It’s easy to be overly critical of your work, your choices or your body.
Everyone has woken up after a night out and thought, “I wish I hadn’t done/said/drunk that.” Everyone has left an important task until the last minute then scrambled through it, knowing that it could have been so much better if they had started it earlier instead of wasting time swiping through stories and updates senselessly. Everyone has looked in the mirror and wished that part of them was smaller or bigger or thinner or taller.
People are imperfect and prone to mistakes by nature. Our quirks, habits and eccentricities make us who we are; embrace yours and those of the people around you.
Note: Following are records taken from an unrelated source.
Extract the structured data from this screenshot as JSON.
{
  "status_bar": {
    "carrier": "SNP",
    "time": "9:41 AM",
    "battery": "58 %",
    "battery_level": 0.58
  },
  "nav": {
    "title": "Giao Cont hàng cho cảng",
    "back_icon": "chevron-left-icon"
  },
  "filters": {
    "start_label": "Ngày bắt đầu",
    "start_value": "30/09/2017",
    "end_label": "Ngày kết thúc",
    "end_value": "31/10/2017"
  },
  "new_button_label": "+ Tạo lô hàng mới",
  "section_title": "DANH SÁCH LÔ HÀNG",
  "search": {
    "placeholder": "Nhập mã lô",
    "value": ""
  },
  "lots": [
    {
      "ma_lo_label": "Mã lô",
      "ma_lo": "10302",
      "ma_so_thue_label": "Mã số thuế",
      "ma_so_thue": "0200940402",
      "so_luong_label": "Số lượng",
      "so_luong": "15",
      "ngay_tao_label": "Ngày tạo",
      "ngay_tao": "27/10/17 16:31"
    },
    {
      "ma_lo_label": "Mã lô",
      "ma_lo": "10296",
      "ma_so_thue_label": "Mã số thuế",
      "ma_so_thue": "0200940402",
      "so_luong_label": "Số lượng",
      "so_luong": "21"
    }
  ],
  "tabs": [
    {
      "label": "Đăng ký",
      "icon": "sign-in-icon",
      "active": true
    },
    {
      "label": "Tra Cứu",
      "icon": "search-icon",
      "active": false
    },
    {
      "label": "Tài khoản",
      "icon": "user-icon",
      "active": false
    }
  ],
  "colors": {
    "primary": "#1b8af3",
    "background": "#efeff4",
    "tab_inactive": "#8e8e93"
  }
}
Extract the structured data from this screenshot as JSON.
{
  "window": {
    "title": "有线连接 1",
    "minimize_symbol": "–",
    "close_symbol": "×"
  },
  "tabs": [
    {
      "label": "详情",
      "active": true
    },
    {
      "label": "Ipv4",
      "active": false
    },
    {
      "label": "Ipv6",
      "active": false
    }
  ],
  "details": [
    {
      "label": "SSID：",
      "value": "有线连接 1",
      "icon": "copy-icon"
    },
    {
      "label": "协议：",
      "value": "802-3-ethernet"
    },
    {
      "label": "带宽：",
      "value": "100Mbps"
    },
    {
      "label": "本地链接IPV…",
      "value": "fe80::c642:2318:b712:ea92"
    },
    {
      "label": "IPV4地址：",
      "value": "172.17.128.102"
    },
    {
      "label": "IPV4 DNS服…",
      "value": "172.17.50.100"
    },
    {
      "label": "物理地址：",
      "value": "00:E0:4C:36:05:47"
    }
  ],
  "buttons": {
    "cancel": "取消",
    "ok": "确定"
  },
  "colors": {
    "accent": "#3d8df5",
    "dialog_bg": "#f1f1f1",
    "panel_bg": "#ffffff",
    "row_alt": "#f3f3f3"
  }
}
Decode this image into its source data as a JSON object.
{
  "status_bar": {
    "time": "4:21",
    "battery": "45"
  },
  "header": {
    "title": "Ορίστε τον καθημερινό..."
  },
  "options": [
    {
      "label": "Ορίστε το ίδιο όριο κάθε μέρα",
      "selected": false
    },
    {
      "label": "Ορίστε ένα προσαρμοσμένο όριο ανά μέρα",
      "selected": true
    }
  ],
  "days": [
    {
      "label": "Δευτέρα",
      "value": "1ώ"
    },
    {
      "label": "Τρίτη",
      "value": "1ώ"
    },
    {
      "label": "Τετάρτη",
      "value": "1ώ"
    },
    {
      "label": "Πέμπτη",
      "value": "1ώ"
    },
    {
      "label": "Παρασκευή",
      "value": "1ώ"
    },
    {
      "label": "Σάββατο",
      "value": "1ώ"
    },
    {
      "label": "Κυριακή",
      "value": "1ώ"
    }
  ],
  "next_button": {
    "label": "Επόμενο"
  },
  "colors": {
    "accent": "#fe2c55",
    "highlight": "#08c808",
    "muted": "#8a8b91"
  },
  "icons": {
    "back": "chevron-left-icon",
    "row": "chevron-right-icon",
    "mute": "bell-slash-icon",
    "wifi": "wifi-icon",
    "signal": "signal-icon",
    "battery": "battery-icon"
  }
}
5. Stop letting the little things trip you up and drag you down.
Bad day at work? Move on. Silly fight with a friend? Forget about it. Don’t carry the weight of problems passed with you; they will bruise your heart and cloud your head.
Tomorrow is a new day and with it will come new opportunities to be better, to be kinder – to be happy.
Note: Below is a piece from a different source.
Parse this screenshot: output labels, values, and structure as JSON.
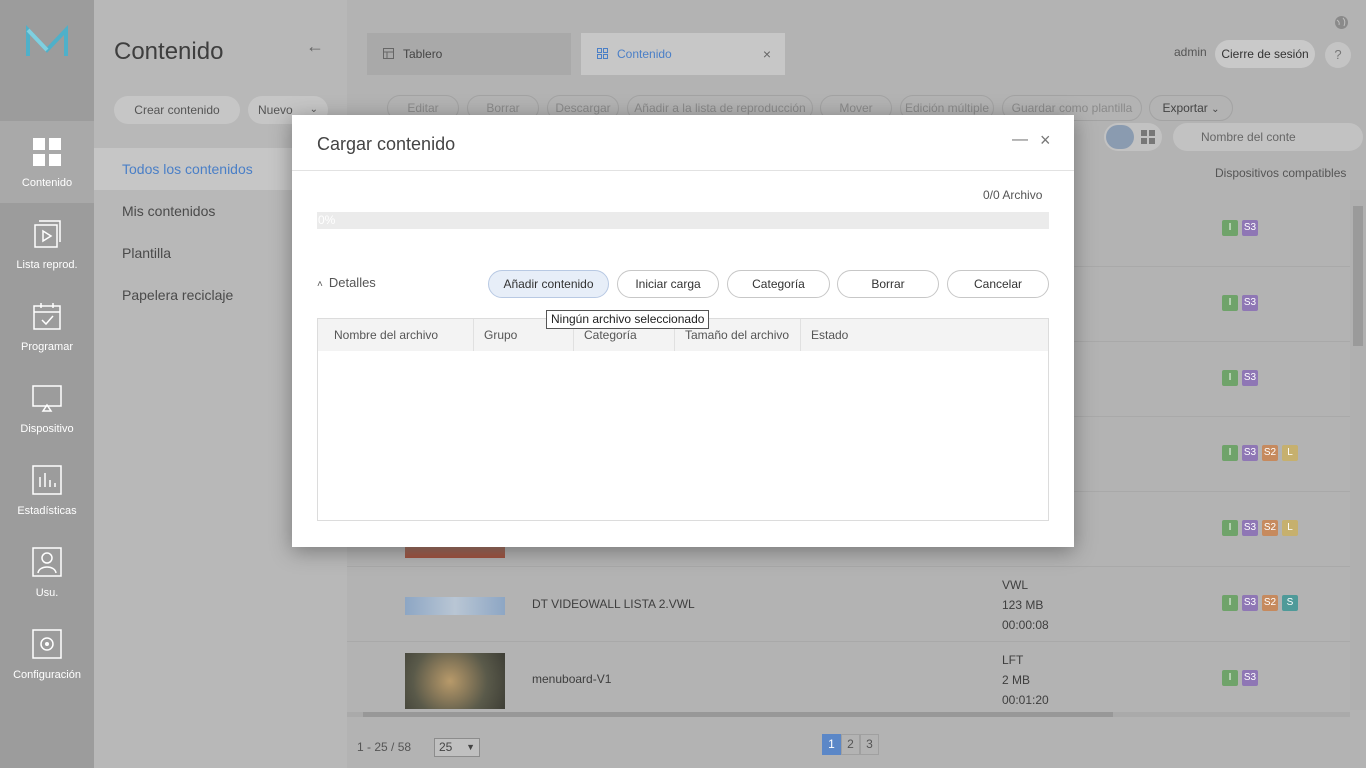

Breaking Bad is many things. It’s funny, it’s inventive and it’s intelligent – but most of all, it is human. There are lots of reasons to love Breaking Bad. These are mine.
1. Well-placed and often visually stunning time-lapse shots.
2. Wonderfully imaginative camera angles.
3. Walt Jr.’s unshakable, unbreakable devotion to the fine art of breakfast. Boy’s bacon game is on point.
4. Badger’s profound interpretation of life and all of its complexities.
5. Every single thing that Mike Ehrmantraut says. Also, when he loses the top part of his ear in a gunfight and he just ROLLS HIS EYES because he is a badass and that’s what badasses do when they lose body parts in gunfights.
6. The fact that they’re not rocks, THEY’RE MINERALS. JESUS, MARIE.
7. The frequency and creativity with which the word “bitch” is used.
8. Those Gus Fring moments that make you want to gasp/cry/whitey.
9. Jesse and Jane’s brief and beautifully destructive relationship. You knew it was never going to end well but that didn’t stop you from sobbing uncontrollably and comfort eating for days afterwards when it did. (That wasn’t just me, was it?)
12. Walt’s harrowing transformation from struggling Chemistry teacher to legendary meth kingpin and all of the horrifyingly gripping speeches he makes along the way.
13. The terrifying ruthlessness of “the cousins” (also known as “those spooky Mexican bastards”).
14. The echoes of father and son in Walt and Jesse’s relationship and the rare vulnerable moments they share.
15. Saul. Fucking. Goodman.
16. Hank’s epoophany (sorry). This is, without doubt, television’s – nay, THE WORLD’S – most important jobby.
17. Ding ding. DINGDINGDINGDINGDINGDINGDING.
20. And, of course, this:
But the very best thing about Breaking Bad? By the final episode, Walt has betrayed, hurt and killed countless people, both innocent and guilty. We’ve seen the full extent of his greed and his cruelty in his relentless quest for power.
But still, we root for him.
We catch glimpses of the cancer-stricken Chemistry teacher desperately trying to build a future for his family. Reflections of Heisenberg slide across surfaces of lab equipment while Walt bleeds, wounded by his own gun, knowing that he has fulfilled the duty which set him down this path in the first place.
We part carrying the message that sometimes, when we want something badly enough, we let it take over. We let it seep into our veins and creep into our minds. We lose sight of ourselves; of what we believe is right and wrong.
We part wondering if Walt’s death was a way for him to atone for his sins or just another way for him to avoid capture.
We part knowing that it’s never as simple as “good” or “bad.”